Retype the entries below exactly, dropping the images.
========================
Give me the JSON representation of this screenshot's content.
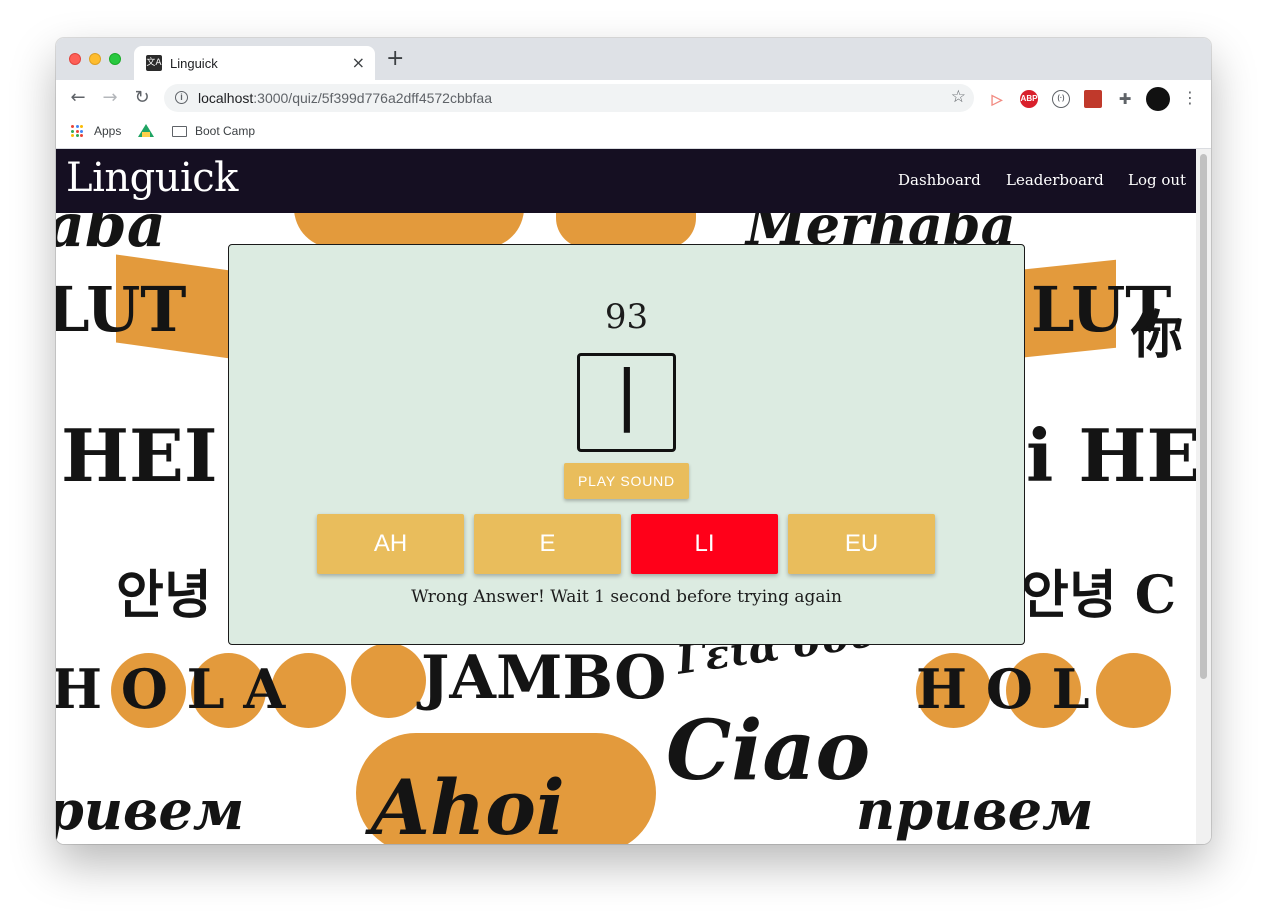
{
  "browser": {
    "tab_title": "Linguick",
    "tab_favicon": "文A",
    "new_tab_label": "+",
    "url_host": "localhost",
    "url_rest": ":3000/quiz/5f399d776a2dff4572cbbfaa",
    "bookmarks": [
      {
        "label": "Apps",
        "icon": "apps-grid-icon"
      },
      {
        "label": "",
        "icon": "google-drive-icon"
      },
      {
        "label": "Boot Camp",
        "icon": "folder-icon"
      }
    ],
    "extensions": [
      {
        "name": "cast-icon",
        "text": "",
        "color": "#f28b82"
      },
      {
        "name": "adblock-plus-icon",
        "text": "ABP",
        "color": "#d9202c"
      },
      {
        "name": "code-extension-icon",
        "text": "(·)",
        "color": "#5f6368"
      },
      {
        "name": "image-extension-icon",
        "text": "",
        "color": "#c0392b"
      },
      {
        "name": "puzzle-extensions-icon",
        "text": "",
        "color": "#5f6368"
      },
      {
        "name": "profile-avatar",
        "text": "",
        "color": "#111111"
      }
    ]
  },
  "app": {
    "brand": "Linguick",
    "nav": {
      "dashboard": "Dashboard",
      "leaderboard": "Leaderboard",
      "logout": "Log out"
    },
    "colors": {
      "navbar": "#150f22",
      "card": "#dcebe1",
      "answer": "#e9bd5c",
      "wrong": "#ff0019"
    }
  },
  "quiz": {
    "timer": "93",
    "character": "ㅣ",
    "play_sound": "PLAY SOUND",
    "answers": [
      "AH",
      "E",
      "LI",
      "EU"
    ],
    "selected_wrong_index": 2,
    "message": "Wrong Answer! Wait 1 second before trying again"
  },
  "wallpaper_words": [
    "aba",
    "Merhaba",
    "LUT",
    "LUT",
    "你",
    "HEI HE",
    "i HEI",
    "안녕",
    "안녕 C",
    "H O L A",
    "JAMBO",
    "Γεια σου",
    "Ciao",
    "H O L",
    "ривем",
    "Ahoi",
    "привем"
  ]
}
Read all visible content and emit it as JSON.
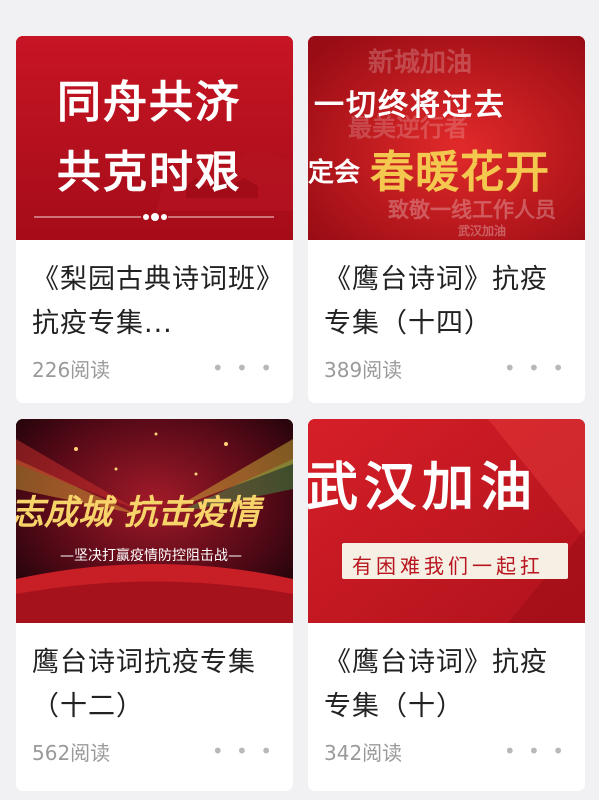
{
  "articles": [
    {
      "thumb_text": [
        "同舟共济",
        "共克时艰"
      ],
      "title": "《梨园古典诗词班》抗疫专集...",
      "reads": "226阅读",
      "more": "• • •"
    },
    {
      "thumb_text": [
        "一切终将过去",
        "春暖花开",
        "新城加油",
        "最美逆行者",
        "致敬一线工作人员",
        "定会",
        "武汉加油"
      ],
      "title": "《鹰台诗词》抗疫专集（十四）",
      "reads": "389阅读",
      "more": "• • •"
    },
    {
      "thumb_text": [
        "志成城 抗击疫情",
        "—坚决打赢疫情防控阻击战—"
      ],
      "title": "鹰台诗词抗疫专集（十二）",
      "reads": "562阅读",
      "more": "• • •"
    },
    {
      "thumb_text": [
        "武汉加油",
        "有困难我们一起扛"
      ],
      "title": "《鹰台诗词》抗疫专集（十）",
      "reads": "342阅读",
      "more": "• • •"
    }
  ],
  "colors": {
    "background": "#f1f1f3",
    "thumb_red": "#b8101e",
    "gold": "#f4c74f",
    "reads_gray": "#9a9a9a"
  }
}
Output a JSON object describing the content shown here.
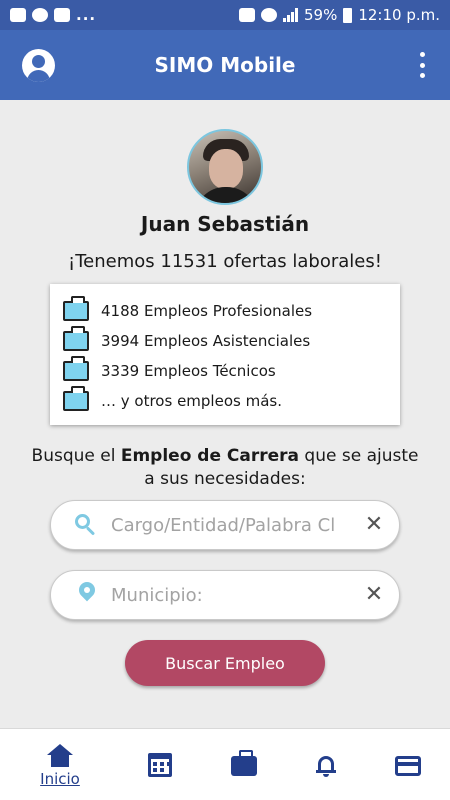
{
  "status_bar": {
    "notifications": [
      "mail-icon",
      "pinterest-icon",
      "youtube-icon"
    ],
    "more": "...",
    "battery": "59%",
    "time": "12:10 p.m."
  },
  "appbar": {
    "title": "SIMO Mobile"
  },
  "profile": {
    "name": "Juan Sebastián",
    "offers_message": "¡Tenemos 11531 ofertas laborales!"
  },
  "jobs": [
    {
      "label": "4188 Empleos Profesionales"
    },
    {
      "label": "3994 Empleos Asistenciales"
    },
    {
      "label": "3339 Empleos Técnicos"
    },
    {
      "label": "… y otros empleos más."
    }
  ],
  "search_prompt": {
    "before": "Busque el ",
    "bold": "Empleo de Carrera",
    "after": " que se ajuste a sus necesidades:"
  },
  "search_field": {
    "placeholder": "Cargo/Entidad/Palabra Cl",
    "value": ""
  },
  "municipio_field": {
    "placeholder": "Municipio:",
    "value": ""
  },
  "search_button": {
    "label": "Buscar Empleo"
  },
  "bottom_nav": {
    "home_label": "Inicio",
    "items": [
      "home-icon",
      "calendar-icon",
      "briefcase-icon",
      "bell-icon",
      "credit-card-icon"
    ]
  },
  "colors": {
    "appbar": "#4169b8",
    "statusbar": "#3a5ba6",
    "accent_icon": "#7fc9e2",
    "button": "#b24864",
    "nav_icon": "#233e8b",
    "background": "#ececec"
  }
}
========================
* _Response to the exercise_:
Give me the JSON representation of this screenshot's content.
{
  "browser": {
    "tab_title": "Linguick",
    "tab_favicon": "文A",
    "new_tab_label": "+",
    "url_host": "localhost",
    "url_rest": ":3000/quiz/5f399d776a2dff4572cbbfaa",
    "bookmarks": [
      {
        "label": "Apps",
        "icon": "apps-grid-icon"
      },
      {
        "label": "",
        "icon": "google-drive-icon"
      },
      {
        "label": "Boot Camp",
        "icon": "folder-icon"
      }
    ],
    "extensions": [
      {
        "name": "cast-icon",
        "text": "",
        "color": "#f28b82"
      },
      {
        "name": "adblock-plus-icon",
        "text": "ABP",
        "color": "#d9202c"
      },
      {
        "name": "code-extension-icon",
        "text": "(·)",
        "color": "#5f6368"
      },
      {
        "name": "image-extension-icon",
        "text": "",
        "color": "#c0392b"
      },
      {
        "name": "puzzle-extensions-icon",
        "text": "",
        "color": "#5f6368"
      },
      {
        "name": "profile-avatar",
        "text": "",
        "color": "#111111"
      }
    ]
  },
  "app": {
    "brand": "Linguick",
    "nav": {
      "dashboard": "Dashboard",
      "leaderboard": "Leaderboard",
      "logout": "Log out"
    },
    "colors": {
      "navbar": "#150f22",
      "card": "#dcebe1",
      "answer": "#e9bd5c",
      "wrong": "#ff0019"
    }
  },
  "quiz": {
    "timer": "93",
    "character": "ㅣ",
    "play_sound": "PLAY SOUND",
    "answers": [
      "AH",
      "E",
      "LI",
      "EU"
    ],
    "selected_wrong_index": 2,
    "message": "Wrong Answer! Wait 1 second before trying again"
  },
  "wallpaper_words": [
    "aba",
    "Merhaba",
    "LUT",
    "LUT",
    "你",
    "HEI HE",
    "i HEI",
    "안녕",
    "안녕 C",
    "H O L A",
    "JAMBO",
    "Γεια σου",
    "Ciao",
    "H O L",
    "ривем",
    "Ahoi",
    "привем"
  ]
}
Read all visible content and emit it as JSON.
{
  "articles": [
    {
      "thumb_text": [
        "同舟共济",
        "共克时艰"
      ],
      "title": "《梨园古典诗词班》抗疫专集...",
      "reads": "226阅读",
      "more": "• • •"
    },
    {
      "thumb_text": [
        "一切终将过去",
        "春暖花开",
        "新城加油",
        "最美逆行者",
        "致敬一线工作人员",
        "定会",
        "武汉加油"
      ],
      "title": "《鹰台诗词》抗疫专集（十四）",
      "reads": "389阅读",
      "more": "• • •"
    },
    {
      "thumb_text": [
        "志成城 抗击疫情",
        "—坚决打赢疫情防控阻击战—"
      ],
      "title": "鹰台诗词抗疫专集（十二）",
      "reads": "562阅读",
      "more": "• • •"
    },
    {
      "thumb_text": [
        "武汉加油",
        "有困难我们一起扛"
      ],
      "title": "《鹰台诗词》抗疫专集（十）",
      "reads": "342阅读",
      "more": "• • •"
    }
  ],
  "colors": {
    "background": "#f1f1f3",
    "thumb_red": "#b8101e",
    "gold": "#f4c74f",
    "reads_gray": "#9a9a9a"
  }
}
Output a JSON object describing the content shown here.
{
  "status_bar": {
    "notifications": [
      "mail-icon",
      "pinterest-icon",
      "youtube-icon"
    ],
    "more": "...",
    "battery": "59%",
    "time": "12:10 p.m."
  },
  "appbar": {
    "title": "SIMO Mobile"
  },
  "profile": {
    "name": "Juan Sebastián",
    "offers_message": "¡Tenemos 11531 ofertas laborales!"
  },
  "jobs": [
    {
      "label": "4188 Empleos Profesionales"
    },
    {
      "label": "3994 Empleos Asistenciales"
    },
    {
      "label": "3339 Empleos Técnicos"
    },
    {
      "label": "… y otros empleos más."
    }
  ],
  "search_prompt": {
    "before": "Busque el ",
    "bold": "Empleo de Carrera",
    "after": " que se ajuste a sus necesidades:"
  },
  "search_field": {
    "placeholder": "Cargo/Entidad/Palabra Cl",
    "value": ""
  },
  "municipio_field": {
    "placeholder": "Municipio:",
    "value": ""
  },
  "search_button": {
    "label": "Buscar Empleo"
  },
  "bottom_nav": {
    "home_label": "Inicio",
    "items": [
      "home-icon",
      "calendar-icon",
      "briefcase-icon",
      "bell-icon",
      "credit-card-icon"
    ]
  },
  "colors": {
    "appbar": "#4169b8",
    "statusbar": "#3a5ba6",
    "accent_icon": "#7fc9e2",
    "button": "#b24864",
    "nav_icon": "#233e8b",
    "background": "#ececec"
  }
}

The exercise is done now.